What is are we talking about?
Coffee. Or caffeine supplements. Coffee contains caffeine – caffeine has made its way to most commercial fat burning supplements, for good reason. It is one of the few over the counter substances that are known to help mobilize fats from the fat tissues and increase metabolism.
What does it contain?
Coffee contains three main substances for metabolism boosting. Caffeine – a central nervous system stimulant. Theobromine and Theophylline – substances related to caffeine that can also have a stimulant effect.
Caffeine helps fat burning
Caffeine stimulates the nervous system, which sends direct signals to the fat cells to tell them to break down fat (1). Another thing that caffeine does is to increase our blood levels of the hormone Epinephrine, which is also known as Adrenaline (2 & 3). Epinephrine travels through the blood, to the fat tissues and send signals to break down fats and release them into the blood.
Caffeine helps the metabolism
The higher our metabolic rate, the easier it is for us to lose weight and the more we can allow ourselves to eat without gaining. Studies show that caffeine can increase the metabolic rate by 3-11%, with larger doses having an even bigger effect (4 & 5). Interestingly, most of the increase in metabolism is caused by an increase in the burning of fat (6).
Caffeine helps in the gym
Caffeine can improve athletic performance via several mechanisms, one of those being increased mobilization of fatty acids from the fat tissues. Studies show that caffeine can improve exercise performance by 11-12%, on average (7 & 8).

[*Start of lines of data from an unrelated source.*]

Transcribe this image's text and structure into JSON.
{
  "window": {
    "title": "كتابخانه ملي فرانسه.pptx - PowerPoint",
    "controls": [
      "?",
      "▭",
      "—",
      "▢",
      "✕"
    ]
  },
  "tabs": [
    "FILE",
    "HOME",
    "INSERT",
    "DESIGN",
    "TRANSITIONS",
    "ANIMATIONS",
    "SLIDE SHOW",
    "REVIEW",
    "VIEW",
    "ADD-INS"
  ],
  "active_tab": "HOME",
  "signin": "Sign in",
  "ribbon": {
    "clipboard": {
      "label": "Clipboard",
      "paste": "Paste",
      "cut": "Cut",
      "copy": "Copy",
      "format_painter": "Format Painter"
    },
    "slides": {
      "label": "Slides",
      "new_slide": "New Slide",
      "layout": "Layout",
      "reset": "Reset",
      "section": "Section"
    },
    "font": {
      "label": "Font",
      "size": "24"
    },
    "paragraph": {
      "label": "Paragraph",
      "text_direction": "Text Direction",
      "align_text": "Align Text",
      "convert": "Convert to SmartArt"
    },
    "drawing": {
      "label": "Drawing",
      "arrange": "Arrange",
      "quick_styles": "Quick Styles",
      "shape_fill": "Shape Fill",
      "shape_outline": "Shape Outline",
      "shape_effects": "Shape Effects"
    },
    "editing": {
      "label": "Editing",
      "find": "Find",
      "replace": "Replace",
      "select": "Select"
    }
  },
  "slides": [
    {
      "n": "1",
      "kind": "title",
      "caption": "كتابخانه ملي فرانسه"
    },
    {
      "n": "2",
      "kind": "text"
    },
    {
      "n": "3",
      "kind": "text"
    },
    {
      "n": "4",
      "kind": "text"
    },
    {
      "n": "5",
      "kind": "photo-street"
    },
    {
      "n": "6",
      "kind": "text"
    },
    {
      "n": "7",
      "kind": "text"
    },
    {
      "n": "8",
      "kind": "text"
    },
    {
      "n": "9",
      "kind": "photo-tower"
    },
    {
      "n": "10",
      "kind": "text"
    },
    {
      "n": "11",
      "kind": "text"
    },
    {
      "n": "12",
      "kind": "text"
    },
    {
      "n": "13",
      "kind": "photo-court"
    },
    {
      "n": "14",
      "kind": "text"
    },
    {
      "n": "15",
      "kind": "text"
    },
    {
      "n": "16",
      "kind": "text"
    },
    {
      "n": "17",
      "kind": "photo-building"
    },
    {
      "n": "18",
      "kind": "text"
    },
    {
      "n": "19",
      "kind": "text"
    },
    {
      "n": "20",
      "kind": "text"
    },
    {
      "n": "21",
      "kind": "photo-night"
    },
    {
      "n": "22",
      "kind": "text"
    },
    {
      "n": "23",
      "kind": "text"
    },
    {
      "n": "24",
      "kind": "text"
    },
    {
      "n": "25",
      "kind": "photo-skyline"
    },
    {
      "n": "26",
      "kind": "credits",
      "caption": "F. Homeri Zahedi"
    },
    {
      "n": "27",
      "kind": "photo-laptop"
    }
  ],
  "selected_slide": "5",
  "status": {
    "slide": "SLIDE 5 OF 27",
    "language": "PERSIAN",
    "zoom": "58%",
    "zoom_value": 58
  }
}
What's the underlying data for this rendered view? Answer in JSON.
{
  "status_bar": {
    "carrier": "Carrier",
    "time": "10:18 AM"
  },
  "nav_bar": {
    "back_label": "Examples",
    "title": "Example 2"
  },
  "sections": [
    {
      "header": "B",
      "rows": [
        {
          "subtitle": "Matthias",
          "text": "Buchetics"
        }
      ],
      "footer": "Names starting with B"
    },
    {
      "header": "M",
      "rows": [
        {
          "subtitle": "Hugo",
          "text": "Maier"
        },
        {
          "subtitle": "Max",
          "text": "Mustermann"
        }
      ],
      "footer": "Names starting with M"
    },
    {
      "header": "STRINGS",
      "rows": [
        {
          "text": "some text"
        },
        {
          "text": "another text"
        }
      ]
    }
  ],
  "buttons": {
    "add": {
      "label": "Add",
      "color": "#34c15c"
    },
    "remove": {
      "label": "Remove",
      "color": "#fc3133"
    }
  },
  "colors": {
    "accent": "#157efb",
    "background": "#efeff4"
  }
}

Take home message?
Coffee/caffeine is an inexpensive supplement one can use to improve ones performance and indeed increase fat loss.
1 – Effect of caffeine on the metabolic responses of lipolysis and activated sweat gland density in human during physical activity. Tae-Wook Kim, Young-Oh Shin, Jeong-Beom Lee, Young-Ki Min, Hun-Mo Yang, August 2010.
2 – Caffeine Can Decrease Insulin Sensitivity in Humans, Gerben B. Keijzers, MD1, Bastiaan E. De Galan, MD1, Cees J. Tack, MD1 and Paul Smits, MD12. February 2002.
3 – Effects of caffeine on the metabolic and catecholamine responses to exercise in 5 and 28 degrees C.
Anderson DE1, Hickey MS. April 1994.
4 – Normal caffeine consumption: influence on thermogenesis, AG Duioo, CA Geissler, THorton, A Collins, and DSMiller. 1989.
5 – Comparison of changes in energy expenditure and body temperatures after caffeine consumption.
Koot P1, Deurenberg P. 1995.
6 – Metabolic effects of caffeine in humans: lipid oxidation or futile cycling?1–3 Kevin J Acheson, Gérard Gremaud, Isabelle Meirim, Franck Montigon, Yves Krebs, Laurent B Fay, Louis-Jean Gay, Philippe Schneiter, Charles Schindler, and Luc Tappy, 2004.
7 – Effects of caffeine ingestion on rating of perceived exertion during and after exercise: a meta-analysis, M. Doherty andP. M. Smith. Feb 2005.
8 – Effects of caffeine ingestion on exercise testing: a meta-analysis. Doherty M1, Smith PM. Dec 2004.